I also announced an additional £5.5m for older people’s mental healthcare from this year onwards, which includes:

  • £240,000 for dementia link nurses; 
  • £800,000 for 32 new primary care support workers to provide face-to-face support and information to patients and their families; 
  • £4.05m for services to improve older people’s care in hospitals and develop psychiatric liaison services;
  • £500,000 for occupational therapy support in older people’s mental health units to improve daily activities and quality of care. This is in direct response to the findings from the unannounced spot checks of mental health wards.


We have invested a further £1.9m to support adult talking treatments and £1.5m to improve care and outcomes for women with perinatal illnesses, their babies and families. This will be used to develop community-based services and will form an important part of the Welsh Government’s early years approach, which is linked to the tackling poverty agenda.  

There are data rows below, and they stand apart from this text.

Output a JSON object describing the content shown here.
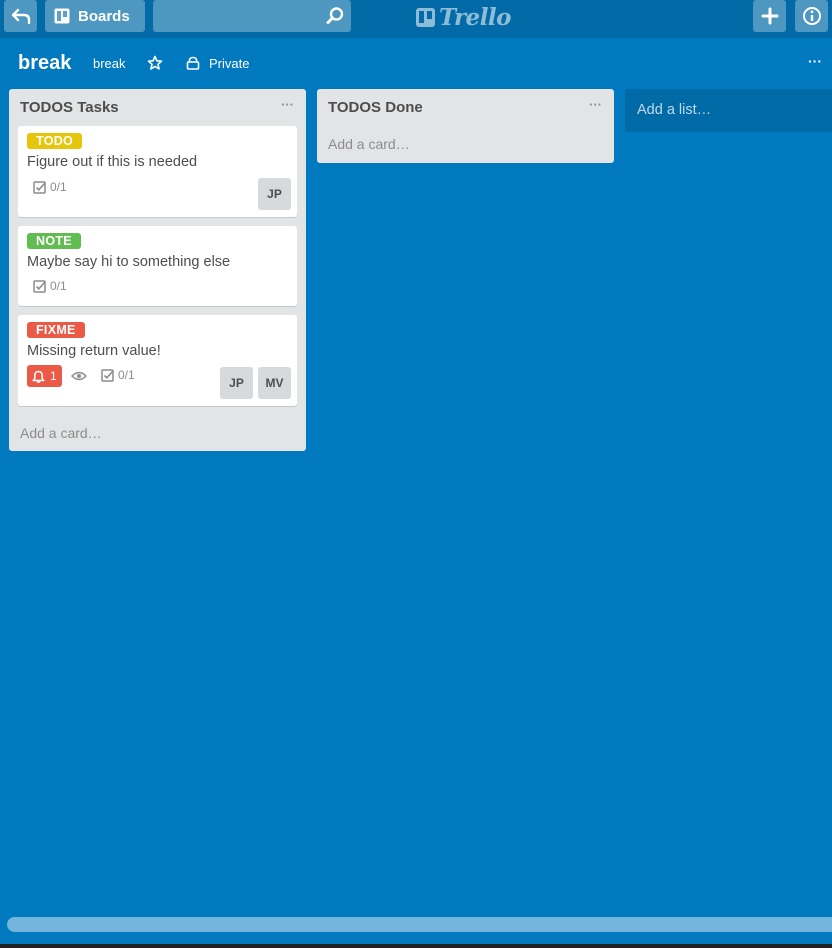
{
  "header": {
    "boards_label": "Boards",
    "search": {
      "value": "",
      "placeholder": ""
    },
    "logo_text": "Trello"
  },
  "board": {
    "title": "break",
    "team": "break",
    "privacy": "Private",
    "menu": "···"
  },
  "lists": [
    {
      "title": "TODOS Tasks",
      "menu": "···",
      "add_card": "Add a card…",
      "cards": [
        {
          "label": "TODO",
          "label_color": "#e6c60d",
          "title": "Figure out if this is needed",
          "checklist": "0/1",
          "members": [
            "JP"
          ]
        },
        {
          "label": "NOTE",
          "label_color": "#61bd4f",
          "title": "Maybe say hi to something else",
          "checklist": "0/1",
          "members": []
        },
        {
          "label": "FIXME",
          "label_color": "#eb5a46",
          "title": "Missing return value!",
          "notifications": "1",
          "checklist": "0/1",
          "members": [
            "JP",
            "MV"
          ]
        }
      ]
    },
    {
      "title": "TODOS Done",
      "menu": "···",
      "add_card": "Add a card…",
      "cards": []
    }
  ],
  "add_list": "Add a list…",
  "colors": {
    "board_bg": "#0079bf",
    "header_bg": "#026aa7",
    "list_bg": "#e2e4e6"
  }
}
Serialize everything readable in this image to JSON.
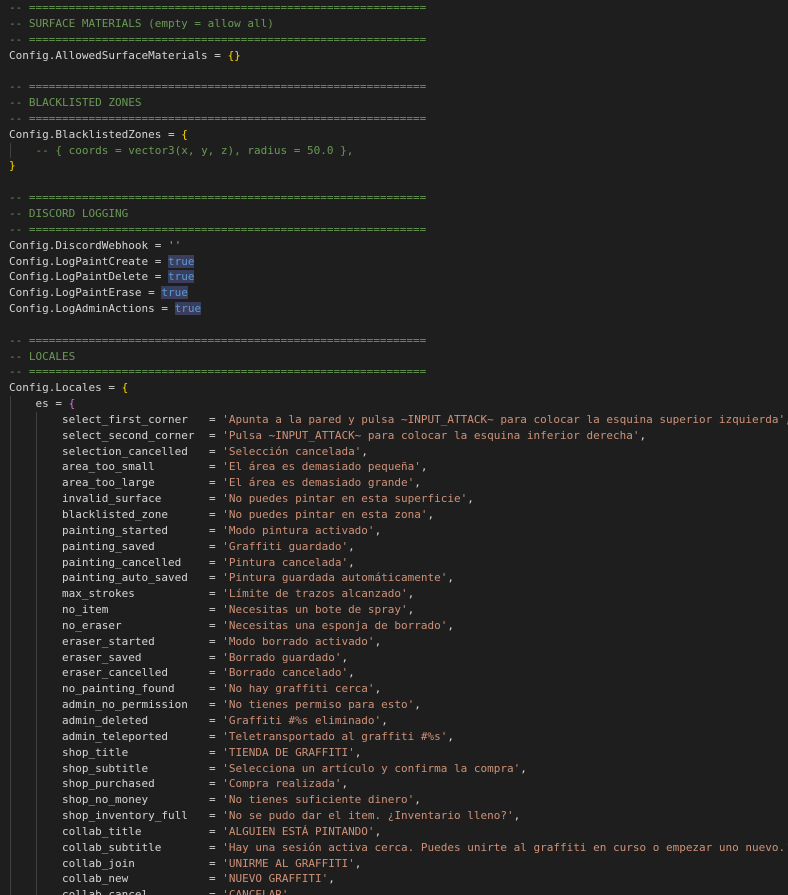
{
  "editor": {
    "sep": "-- ============================================================",
    "surface": {
      "header": "-- SURFACE MATERIALS (empty = allow all)",
      "code_name": "Config.AllowedSurfaceMaterials",
      "eq": " = ",
      "value": "{}"
    },
    "blacklist": {
      "header": "-- BLACKLISTED ZONES",
      "code_name": "Config.BlacklistedZones",
      "eq": " = ",
      "open": "{",
      "comment": "-- { coords = vector3(x, y, z), radius = 50.0 },",
      "close": "}"
    },
    "discord": {
      "header": "-- DISCORD LOGGING",
      "webhook_name": "Config.DiscordWebhook",
      "eq": " = ",
      "webhook_value": "''",
      "bools": [
        {
          "name": "Config.LogPaintCreate",
          "eq": " = ",
          "value": "true"
        },
        {
          "name": "Config.LogPaintDelete",
          "eq": " = ",
          "value": "true"
        },
        {
          "name": "Config.LogPaintErase",
          "eq": " = ",
          "value": "true"
        },
        {
          "name": "Config.LogAdminActions",
          "eq": " = ",
          "value": "true"
        }
      ]
    },
    "locales": {
      "header": "-- LOCALES",
      "code_name": "Config.Locales",
      "eq": " = ",
      "open": "{",
      "es_key": "es",
      "es_eq": " = ",
      "es_open": "{",
      "items": [
        {
          "key": "select_first_corner",
          "eq": "= ",
          "value": "'Apunta a la pared y pulsa ~INPUT_ATTACK~ para colocar la esquina superior izquierda'",
          "comma": ","
        },
        {
          "key": "select_second_corner",
          "eq": "= ",
          "value": "'Pulsa ~INPUT_ATTACK~ para colocar la esquina inferior derecha'",
          "comma": ","
        },
        {
          "key": "selection_cancelled",
          "eq": "= ",
          "value": "'Selección cancelada'",
          "comma": ","
        },
        {
          "key": "area_too_small",
          "eq": "= ",
          "value": "'El área es demasiado pequeña'",
          "comma": ","
        },
        {
          "key": "area_too_large",
          "eq": "= ",
          "value": "'El área es demasiado grande'",
          "comma": ","
        },
        {
          "key": "invalid_surface",
          "eq": "= ",
          "value": "'No puedes pintar en esta superficie'",
          "comma": ","
        },
        {
          "key": "blacklisted_zone",
          "eq": "= ",
          "value": "'No puedes pintar en esta zona'",
          "comma": ","
        },
        {
          "key": "painting_started",
          "eq": "= ",
          "value": "'Modo pintura activado'",
          "comma": ","
        },
        {
          "key": "painting_saved",
          "eq": "= ",
          "value": "'Graffiti guardado'",
          "comma": ","
        },
        {
          "key": "painting_cancelled",
          "eq": "= ",
          "value": "'Pintura cancelada'",
          "comma": ","
        },
        {
          "key": "painting_auto_saved",
          "eq": "= ",
          "value": "'Pintura guardada automáticamente'",
          "comma": ","
        },
        {
          "key": "max_strokes",
          "eq": "= ",
          "value": "'Límite de trazos alcanzado'",
          "comma": ","
        },
        {
          "key": "no_item",
          "eq": "= ",
          "value": "'Necesitas un bote de spray'",
          "comma": ","
        },
        {
          "key": "no_eraser",
          "eq": "= ",
          "value": "'Necesitas una esponja de borrado'",
          "comma": ","
        },
        {
          "key": "eraser_started",
          "eq": "= ",
          "value": "'Modo borrado activado'",
          "comma": ","
        },
        {
          "key": "eraser_saved",
          "eq": "= ",
          "value": "'Borrado guardado'",
          "comma": ","
        },
        {
          "key": "eraser_cancelled",
          "eq": "= ",
          "value": "'Borrado cancelado'",
          "comma": ","
        },
        {
          "key": "no_painting_found",
          "eq": "= ",
          "value": "'No hay graffiti cerca'",
          "comma": ","
        },
        {
          "key": "admin_no_permission",
          "eq": "= ",
          "value": "'No tienes permiso para esto'",
          "comma": ","
        },
        {
          "key": "admin_deleted",
          "eq": "= ",
          "value": "'Graffiti #%s eliminado'",
          "comma": ","
        },
        {
          "key": "admin_teleported",
          "eq": "= ",
          "value": "'Teletransportado al graffiti #%s'",
          "comma": ","
        },
        {
          "key": "shop_title",
          "eq": "= ",
          "value": "'TIENDA DE GRAFFITI'",
          "comma": ","
        },
        {
          "key": "shop_subtitle",
          "eq": "= ",
          "value": "'Selecciona un artículo y confirma la compra'",
          "comma": ","
        },
        {
          "key": "shop_purchased",
          "eq": "= ",
          "value": "'Compra realizada'",
          "comma": ","
        },
        {
          "key": "shop_no_money",
          "eq": "= ",
          "value": "'No tienes suficiente dinero'",
          "comma": ","
        },
        {
          "key": "shop_inventory_full",
          "eq": "= ",
          "value": "'No se pudo dar el item. ¿Inventario lleno?'",
          "comma": ","
        },
        {
          "key": "collab_title",
          "eq": "= ",
          "value": "'ALGUIEN ESTÁ PINTANDO'",
          "comma": ","
        },
        {
          "key": "collab_subtitle",
          "eq": "= ",
          "value": "'Hay una sesión activa cerca. Puedes unirte al graffiti en curso o empezar uno nuevo.'",
          "comma": ","
        },
        {
          "key": "collab_join",
          "eq": "= ",
          "value": "'UNIRME AL GRAFFITI'",
          "comma": ","
        },
        {
          "key": "collab_new",
          "eq": "= ",
          "value": "'NUEVO GRAFFITI'",
          "comma": ","
        },
        {
          "key": "collab_cancel",
          "eq": "= ",
          "value": "'CANCELAR'",
          "comma": ","
        }
      ]
    }
  }
}
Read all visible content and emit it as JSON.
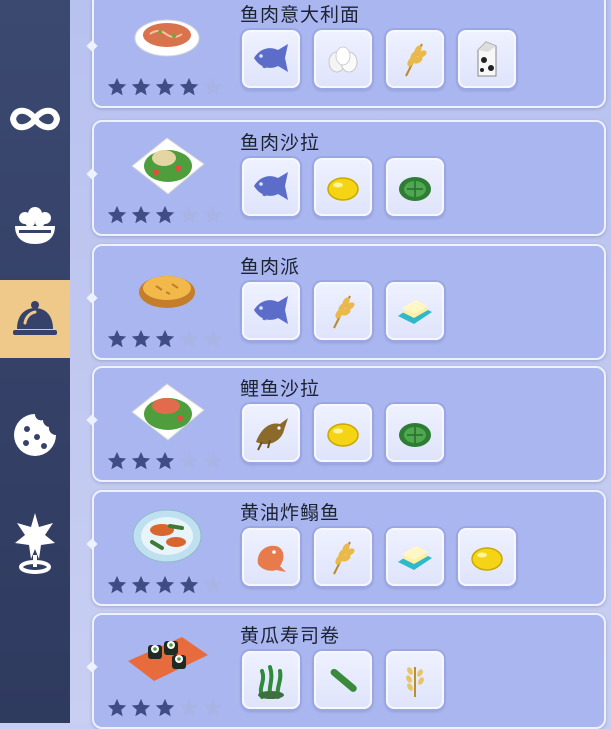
{
  "colors": {
    "sidebar_bg": "#36426a",
    "sidebar_active": "#efc98a",
    "card_bg": "#aab6ef",
    "star_filled": "#3f4d84",
    "star_empty": "#a8b3e6"
  },
  "sidebar": {
    "items": [
      {
        "icon": "infinity-icon",
        "active": false
      },
      {
        "icon": "food-bowl-icon",
        "active": false
      },
      {
        "icon": "cloche-icon",
        "active": true
      },
      {
        "icon": "cookie-icon",
        "active": false
      },
      {
        "icon": "star-burst-icon",
        "active": false
      }
    ]
  },
  "recipes": [
    {
      "name": "鱼肉意大利面",
      "dish_icon": "fish-pasta-dish",
      "rating": 4,
      "max_rating": 5,
      "ingredients": [
        "fish-icon",
        "eggs-icon",
        "wheat-icon",
        "milk-carton-icon"
      ]
    },
    {
      "name": "鱼肉沙拉",
      "dish_icon": "fish-salad-dish",
      "rating": 3,
      "max_rating": 5,
      "ingredients": [
        "fish-icon",
        "lemon-icon",
        "cabbage-icon"
      ]
    },
    {
      "name": "鱼肉派",
      "dish_icon": "fish-pie-dish",
      "rating": 3,
      "max_rating": 5,
      "ingredients": [
        "fish-icon",
        "wheat-icon",
        "butter-icon"
      ]
    },
    {
      "name": "鲤鱼沙拉",
      "dish_icon": "carp-salad-dish",
      "rating": 3,
      "max_rating": 5,
      "ingredients": [
        "carp-icon",
        "lemon-icon",
        "cabbage-icon"
      ]
    },
    {
      "name": "黄油炸鳎鱼",
      "dish_icon": "fried-sole-dish",
      "rating": 4,
      "max_rating": 5,
      "ingredients": [
        "sole-fish-icon",
        "wheat-icon",
        "butter-icon",
        "lemon-icon"
      ]
    },
    {
      "name": "黄瓜寿司卷",
      "dish_icon": "sushi-roll-dish",
      "rating": 3,
      "max_rating": 5,
      "ingredients": [
        "seaweed-icon",
        "cucumber-icon",
        "rice-icon"
      ]
    }
  ]
}
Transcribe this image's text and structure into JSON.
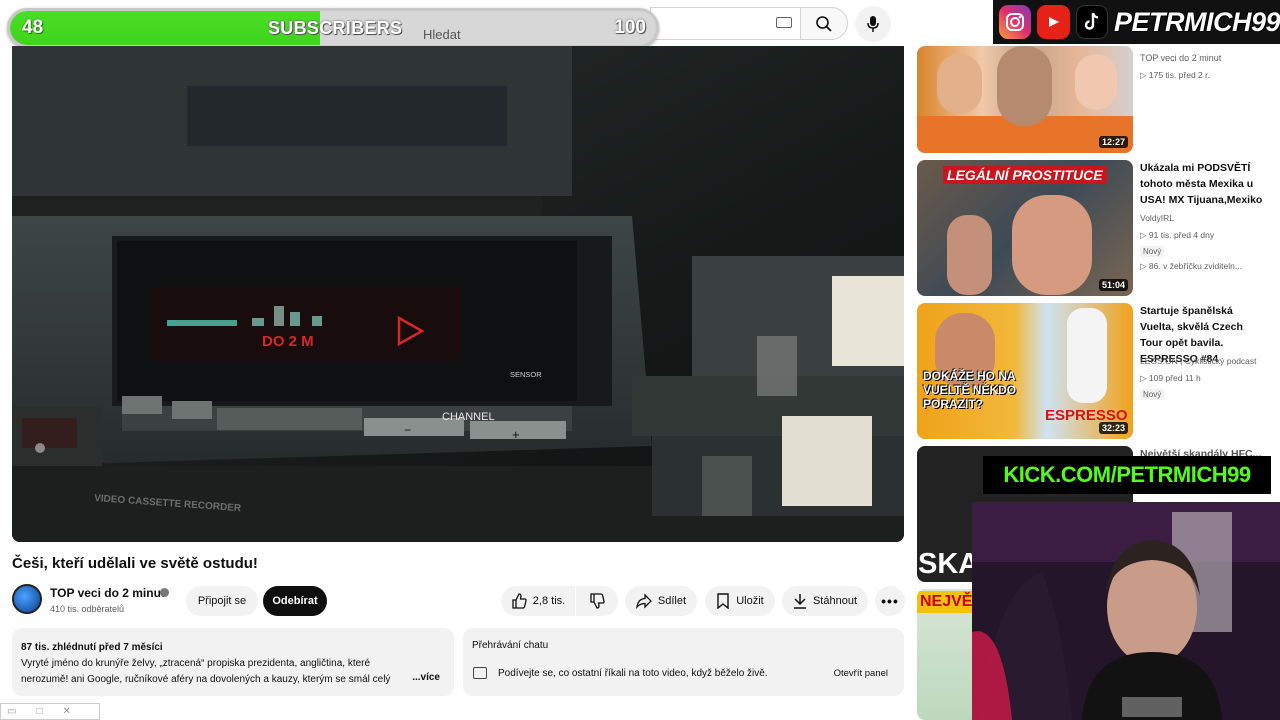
{
  "sub_goal": {
    "current": "48",
    "label": "SUBSCRIBERS",
    "goal": "100",
    "progress_fraction": 0.48
  },
  "search": {
    "placeholder": "Hledat"
  },
  "social": {
    "handle": "PETRMICH99",
    "icons": [
      "instagram-icon",
      "youtube-icon",
      "tiktok-icon"
    ]
  },
  "player": {
    "display_text": "DO 2 M",
    "channel_label": "CHANNEL",
    "sensor_label": "SENSOR",
    "recorder_label": "VIDEO CASSETTE RECORDER",
    "minus": "−",
    "plus": "+"
  },
  "video": {
    "title": "Češi, kteří udělali ve světě ostudu!",
    "channel": "TOP veci do 2 minut",
    "subscribers": "410 tis. odběratelů",
    "join_label": "Připojit se",
    "subscribe_label": "Odebírat",
    "likes": "2,8 tis.",
    "share_label": "Sdílet",
    "save_label": "Uložit",
    "download_label": "Stáhnout",
    "more_label": "•••"
  },
  "description": {
    "stats": "87 tis. zhlédnutí  před 7 měsíci",
    "text": "Vyryté jméno do krunýře želvy, „ztracená“ propiska prezidenta, angličtina, které nerozumě! ani Google, ručníkové aféry na dovolených a kauzy, kterým se smál celý svět. Že se Č",
    "more": "...více"
  },
  "chat": {
    "title": "Přehrávání chatu",
    "text": "Podívejte se, co ostatní říkali na toto video, když běželo živě.",
    "open": "Otevřít panel"
  },
  "recommendations": [
    {
      "title": "",
      "channel": "TOP veci do 2 minut",
      "meta": "▷ 175 tis.   před 2 r.",
      "badge": "",
      "extra": "",
      "duration": "12:27",
      "thumb_text": ""
    },
    {
      "title": "Ukázala mi PODSVĚTÍ tohoto města Mexika u USA! MX Tijuana,Mexiko",
      "channel": "VoldyIRL",
      "meta": "▷ 91 tis.   před 4 dny",
      "badge": "Nový",
      "extra": "▷ 86. v žebříčku zviditeln...",
      "duration": "51:04",
      "thumb_text": "LEGÁLNÍ PROSTITUCE"
    },
    {
      "title": "Startuje španělská Vuelta, skvělá Czech Tour opět bavila. ESPRESSO #84",
      "channel": "LEGS:ON | Cyklistický podcast",
      "meta": "▷ 109   před 11 h",
      "badge": "Nový",
      "extra": "",
      "duration": "32:23",
      "thumb_text": "DOKÁŽE HO NA VUELTĚ NĚKDO PORAZIT?",
      "thumb_text2": "ESPRESSO"
    },
    {
      "title": "Největší skandály HFC...",
      "channel": "",
      "meta": "",
      "badge": "",
      "extra": "",
      "duration": "",
      "thumb_text": "SKA"
    },
    {
      "title": "",
      "channel": "",
      "meta": "",
      "badge": "",
      "extra": "",
      "duration": "",
      "thumb_text": "NEJVĚTŠ"
    }
  ],
  "kick": {
    "text": "KICK.COM/PETRMICH99"
  },
  "colors": {
    "accent_green": "#53fc18",
    "progress_green": "#4ade27",
    "youtube_red": "#e62117"
  }
}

A further £3m has been given to voluntary organisations to deliver mental health projects across Wales over the next three years. These organisations play a key role in supporting people with mental health problems, and the projects will provide services which will complement those delivered by the Welsh NHS and other public services.

The Welsh Government is also continuing to fund the Time to Change Wales campaign. The second phase of the campaign will raise awareness, break down myths and stereotypes, and challenge stigma and discrimination across Wales.

We are working on the development of the second Together for Mental Health delivery plan, which will cover 2016-19. The priorities, which will be subject to a public consultation, are being developed in partnership with service users, carers and stakeholders. And, for the first time, they will be mapped against the goals in the Wellbeing of the Future Generations (Wales) Act 2015.  

We are also developing a core mental health data set.  The first stage of this work, which is being jointly developed with Public Health Wales, has been piloted and it will now be tested through a phased roll-out across all health boards. We are also proud to have developed a service user perspective set of outcomes, working with service users across Wales.

We have made significant progress in improving services, care and the support available for people experiencing mental ill health in Wales over the course of the Assembly. As we develop the next Together for Mental Health delivery plan, mental health and improving outcomes for the one in four of us affected by mental ill health will continue to be a key priority for this Welsh Government.